As defined by the Colorado State Patrol, lane-splitting is a traffic maneuver in which a motorcyclist drives between two rows of motor vehicles traveling in the same direction. In practice, it is when a motorcycle rides the line between lanes to pass motor vehicles. Because motorcycles are thinner, they can more easily squeeze between cars while driving.
Is Lane-Splitting Legal In Colorado?
No. Lane-splitting is not legal in Colorado. In fact, it is only legal in California and only under certain circumstances. A bill was proposed in 2016 to allow lane-splitting. However, this was never passed and no further legislation has since been heard making the issue, as of now, settled.
While lane-splitting, lane-sharing, and clinging are not legal in Colorado, motorcyclists can co-ride with one other motorcyclist. Co-riding involves riding side by side in the same lane which can help improve visibility to other cars.
Why Is Lane-Splitting Illegal?
Lane-splitting is often cited as a potential safety risk. According to the Colorado Department of Transportation, the limited space between vehicles, the lack of visibility of motorcycle riders for other drivers, and the fact that the motorcycle rider is often going faster than the traffic around it all pose major safety concerns. The chances of merge accidents and “dooring” incidents also drastically increase when motorcyclists engage in lane-splitting.
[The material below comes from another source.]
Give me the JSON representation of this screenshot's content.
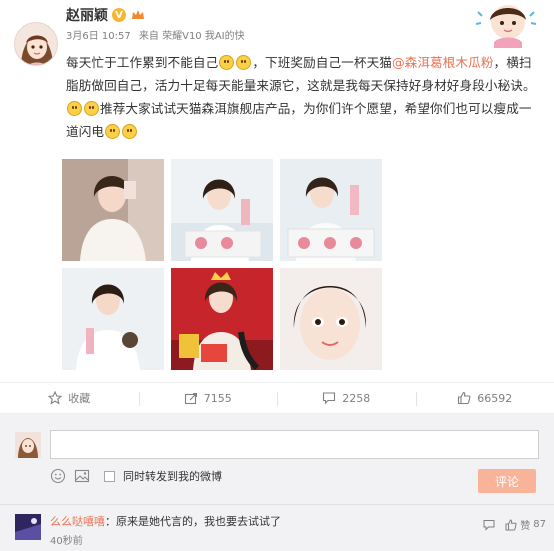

However, there are many proponents of lane-splitting. Many motorcycle riders argue that lane-splitting makes it much easier to get out of dense traffic and decreases the chance of rear-ends. Rear-ends are often deadly for motorcyclists and are among the most common.
Who Is Liable in a Lane-Splitting Motorcycle Crash?
Regardless of how you feel about lane-splitting, Colorado state law is against the practice and lane-splitting can be a considerable liability in any case involving motorcycles. However, even if you were injured while lane-splitting, you still may be able to receive compensation.
If you were not the primary negligent party in the accident, then you should contact a law attorney right away. Colorado uses a comparative negligence standard, which evaluates each crash by assigning a proportionate amount of blame to each driver involved. This means that even if you are partly responsible for an accident, you are still eligible to receive compensation. However, your compensation will be reduced proportionately to your percentage of fault, which will likely be increased if you were engaging in lane-splitting.
If you’ve been injured in a lane-splitting motorcycle crash or have been involved in a lane-splitting accident, you’ll need a trusted and proven law attorney at your side to assess your liability and ensure you get the compensation you deserve. Contact us at The Paul Wilkinson Law Firm for a free consultation at (720) 463-2630.